If you are working full-time and you’re planning to leave your employer and launch a career as a freelance contractor, you might already be contributing to your company’s pension or provident fund. A preservation fund allows you to preserve your retirements savings from your employer’s fund once you become self-employed. Alternatively, you can leave the money in your employer’s fund but may not make any further contributions to it.

A preservation fund is a retirement fund specifically designed to receive lump-sum benefits from a pension or provident fund. While the funds are in the preservation fund, the capital continues to grow tax-free. You can make one partial or full withdrawal from the fund before you reach the age of 55, and only access the balance after you turn 55. The same rules apply as those for a pension or provident fund, depending on which vehicle you are preserving.

You can transfer your savings to a preservation fund tax-free, but you cannot make additional contributions. Therefore, it’s important to add further retirement investments to your portfolio when you go freelance and to continue contributing to them throughout your career.

Tax-free fixed deposits

A tax-free fixed deposit may be an option to consider, but only if you are planning to retire within the next 5 years. It guarantees your initial capital investment and offers an agreed rate of return – and you won’t be taxed on dividends, capital gains or interest earned. Growth on your savings capital won’t be affected by additional monthly fees, and your money is easily accessible after the fixed term. However, this is not an ideal option for the long term, as it typically doesn’t deliver enough growth (compared to more prevalent, higher-equity retirement investments) over longer periods.


A financial adviser may advise that only one retirement investment is not enough to meet your needs


Current legislation allows you to save up to R36,000 a year and R500,000 in your lifetime in tax-free investments. Bear in mind that if you withdraw money from the tax-free deposit to live off during retirement, you can’t replace these contributions. Any new contributions will be added to previous contributions, even if you’ve withdrawn a portion of them, and the total must not exceed your lifetime limit. 

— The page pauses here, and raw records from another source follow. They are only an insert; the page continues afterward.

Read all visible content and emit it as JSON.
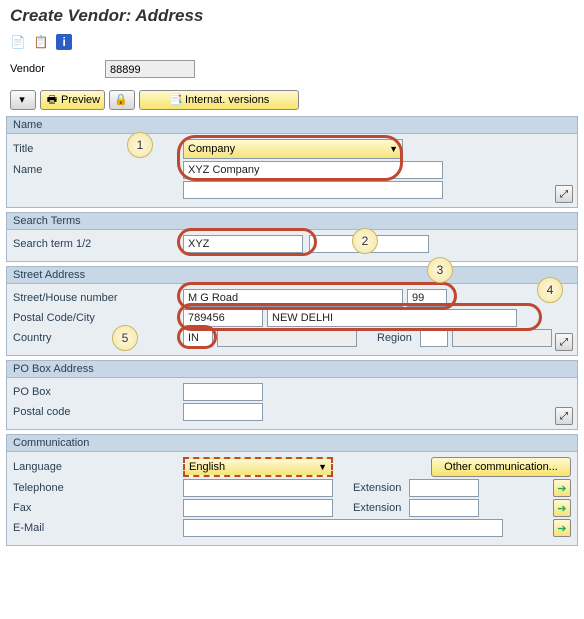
{
  "page_title": "Create Vendor: Address",
  "vendor_label": "Vendor",
  "vendor_value": "88899",
  "cmdbar": {
    "preview_label": "Preview",
    "internat_label": "Internat. versions"
  },
  "name": {
    "header": "Name",
    "title_label": "Title",
    "title_value": "Company",
    "name_label": "Name",
    "name_value": "XYZ Company"
  },
  "search": {
    "header": "Search Terms",
    "term_label": "Search term 1/2",
    "term_value": "XYZ"
  },
  "street": {
    "header": "Street Address",
    "street_label": "Street/House number",
    "street_value": "M G Road",
    "house_value": "99",
    "postal_label": "Postal Code/City",
    "postal_value": "789456",
    "city_value": "NEW DELHI",
    "country_label": "Country",
    "country_value": "IN",
    "region_label": "Region",
    "region_value": ""
  },
  "pobox": {
    "header": "PO Box Address",
    "po_label": "PO Box",
    "postal_label": "Postal code"
  },
  "comm": {
    "header": "Communication",
    "lang_label": "Language",
    "lang_value": "English",
    "other_label": "Other communication...",
    "tel_label": "Telephone",
    "ext_label": "Extension",
    "fax_label": "Fax",
    "email_label": "E-Mail"
  },
  "annotations": {
    "b1": "1",
    "b2": "2",
    "b3": "3",
    "b4": "4",
    "b5": "5"
  }
}
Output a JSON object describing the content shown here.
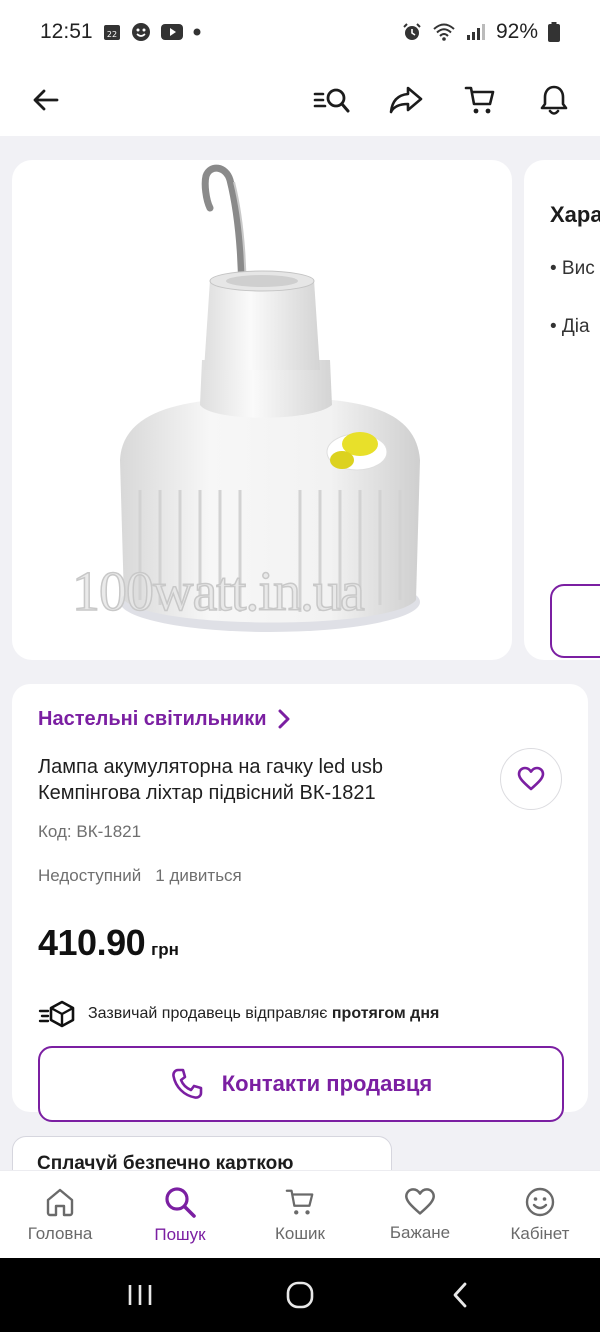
{
  "status_bar": {
    "time": "12:51",
    "calendar_day": "22",
    "battery": "92%"
  },
  "top_nav": {
    "icons": [
      "back-arrow-icon",
      "search-list-icon",
      "share-icon",
      "cart-icon",
      "bell-icon"
    ]
  },
  "gallery": {
    "watermark": "100watt.in.ua"
  },
  "characteristics": {
    "title": "Хара",
    "items": [
      "• Вис",
      "• Діа"
    ]
  },
  "product": {
    "category": "Настельні світильники",
    "title": "Лампа акумуляторна на гачку led usb Кемпінгова ліхтар підвісний ВК-1821",
    "code": "Код: ВК-1821",
    "status": "Недоступний",
    "viewers": "1 дивиться",
    "price": "410.90",
    "currency": "грн",
    "shipping_text": "Зазвичай продавець відправляє ",
    "shipping_bold": "протягом дня",
    "contact_label": "Контакти продавця"
  },
  "payment_card": {
    "label": "Сплачуй безпечно карткою"
  },
  "bottom_nav": {
    "items": [
      {
        "label": "Головна",
        "icon": "home-icon"
      },
      {
        "label": "Пошук",
        "icon": "search-icon"
      },
      {
        "label": "Кошик",
        "icon": "cart-icon"
      },
      {
        "label": "Бажане",
        "icon": "heart-icon"
      },
      {
        "label": "Кабінет",
        "icon": "smile-icon"
      }
    ],
    "active_index": 1
  },
  "colors": {
    "accent": "#7b1fa2",
    "background": "#f1f1f5",
    "lamp_button": "#e8e02a"
  }
}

If, however, you are more than 5 years away from retirement and looking for a more diversified retirement investment option that still grows tax-free, a tax-free investment account, for example a high-equity unit trust, may be the way to go. 

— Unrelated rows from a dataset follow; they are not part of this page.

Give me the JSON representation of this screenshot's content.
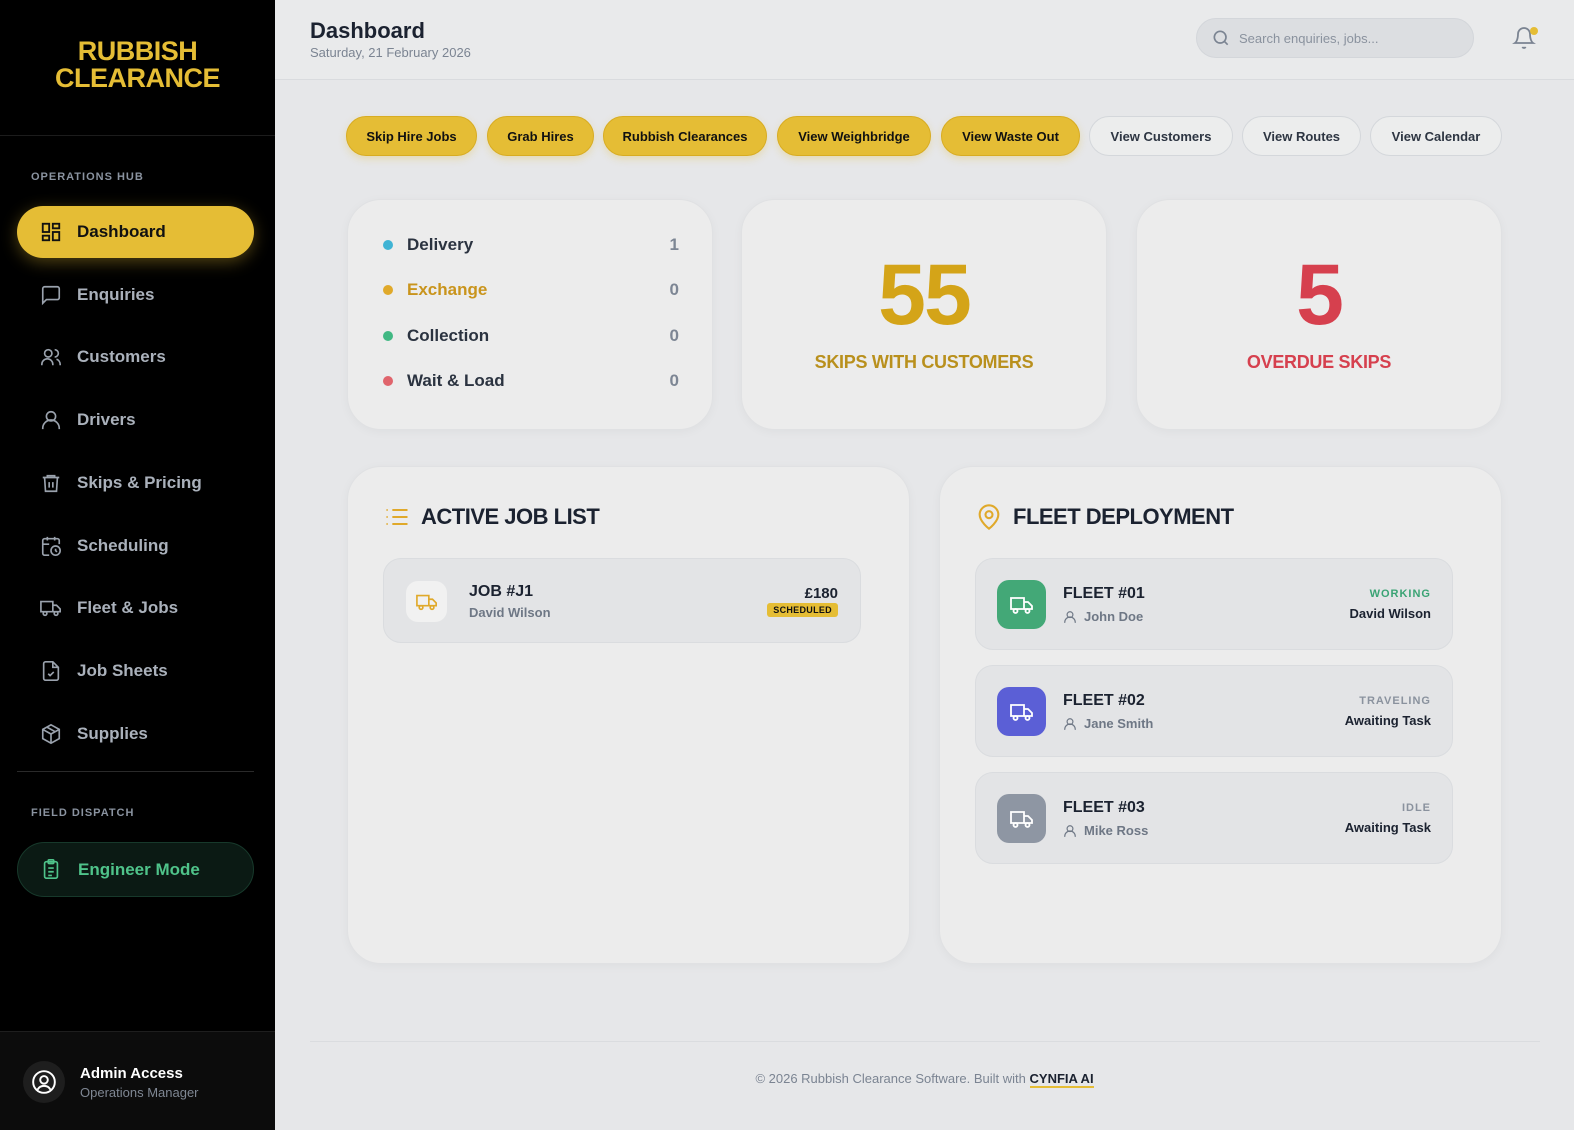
{
  "brand": {
    "line1": "RUBBISH",
    "line2": "CLEARANCE"
  },
  "sidebar": {
    "section_ops": "OPERATIONS HUB",
    "items": [
      {
        "label": "Dashboard",
        "icon": "dashboard-icon",
        "active": true
      },
      {
        "label": "Enquiries",
        "icon": "message-icon"
      },
      {
        "label": "Customers",
        "icon": "users-icon"
      },
      {
        "label": "Drivers",
        "icon": "user-icon"
      },
      {
        "label": "Skips & Pricing",
        "icon": "trash-icon"
      },
      {
        "label": "Scheduling",
        "icon": "calendar-clock-icon"
      },
      {
        "label": "Fleet & Jobs",
        "icon": "truck-icon"
      },
      {
        "label": "Job Sheets",
        "icon": "file-check-icon"
      },
      {
        "label": "Supplies",
        "icon": "package-icon"
      }
    ],
    "section_field": "FIELD DISPATCH",
    "engineer_label": "Engineer Mode",
    "user": {
      "name": "Admin Access",
      "role": "Operations Manager"
    }
  },
  "header": {
    "title": "Dashboard",
    "date": "Saturday, 21 February 2026",
    "search_placeholder": "Search enquiries, jobs..."
  },
  "quick_actions": [
    {
      "label": "Skip Hire Jobs",
      "style": "yellow"
    },
    {
      "label": "Grab Hires",
      "style": "yellow"
    },
    {
      "label": "Rubbish Clearances",
      "style": "yellow"
    },
    {
      "label": "View Weighbridge",
      "style": "yellow"
    },
    {
      "label": "View Waste Out",
      "style": "yellow"
    },
    {
      "label": "View Customers",
      "style": "plain"
    },
    {
      "label": "View Routes",
      "style": "plain"
    },
    {
      "label": "View Calendar",
      "style": "plain"
    }
  ],
  "job_types": [
    {
      "label": "Delivery",
      "count": "1",
      "color": "#3fb3d4"
    },
    {
      "label": "Exchange",
      "count": "0",
      "color": "#e0a92a",
      "label_color": "#c9941c"
    },
    {
      "label": "Collection",
      "count": "0",
      "color": "#41b883"
    },
    {
      "label": "Wait & Load",
      "count": "0",
      "color": "#e0646c"
    }
  ],
  "stats": {
    "skips_with_customers": {
      "value": "55",
      "label": "SKIPS WITH CUSTOMERS",
      "color": "#d4a418",
      "label_color": "#b9901d"
    },
    "overdue_skips": {
      "value": "5",
      "label": "OVERDUE SKIPS",
      "color": "#d6404e",
      "label_color": "#d6404e"
    }
  },
  "active_jobs": {
    "title": "ACTIVE JOB LIST",
    "items": [
      {
        "job": "JOB #J1",
        "customer": "David Wilson",
        "price": "£180",
        "status": "SCHEDULED"
      }
    ]
  },
  "fleet": {
    "title": "FLEET DEPLOYMENT",
    "items": [
      {
        "name": "FLEET #01",
        "driver": "John Doe",
        "status": "WORKING",
        "task": "David Wilson",
        "color": "#43a877",
        "status_color": "#3aa374"
      },
      {
        "name": "FLEET #02",
        "driver": "Jane Smith",
        "status": "TRAVELING",
        "task": "Awaiting Task",
        "color": "#5b5fd6",
        "status_color": "#8a929e"
      },
      {
        "name": "FLEET #03",
        "driver": "Mike Ross",
        "status": "IDLE",
        "task": "Awaiting Task",
        "color": "#8e96a3",
        "status_color": "#8a929e"
      }
    ]
  },
  "footer": {
    "text": "© 2026 Rubbish Clearance Software. Built with",
    "link": "CYNFIA AI"
  }
}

A qualified investment adviser is the right person to give you advice on this at any age if you are freelancing or contracting. Nedbank offers a range of tax-free investment options, and advisers who can help you choose a type and fund according to how far you are from retirement.

Unit trusts

Unit trusts are another reliable and tax-effective way of investing for your retirement as a freelancer or self-employed person. There are no annual or lifetime limit on contributions, and you have the flexibility of adding or withdrawing funds as needed. However, this money is subject to dividend tax, tax on any interest or income earned by the funds and capital gains tax on sale (if applicable). There are a wide range of investment portfolios and asset classes to choose from, so you’d be wise to consult an investment adviser. 

You can also include tax-free unit trusts in your portfolio, but remember that the annual limit of R36,000 and lifetime cap of R500,000 apply to your total contributions, no matter how many different tax-free products you invest in, and there are tax penalties for overcontributing. You should invest any amounts over those limits in taxable unit trusts, in which all income or revenue generated from the assets are subject to income, dividend and capital gains tax. 

All these retirement planning and savings options are geared to the flexibility and tax requirements that self-employed people need to factor into their investment choices. A financial adviser can help with assessing what is best for you, and they may advise that only one retirement investment is not enough to meet your needs. 

Nedbank can help you plan a worry-free retirement, from calculating how much you will need when you retire to how to invest wisely in the right retirement vehicles to save that amount.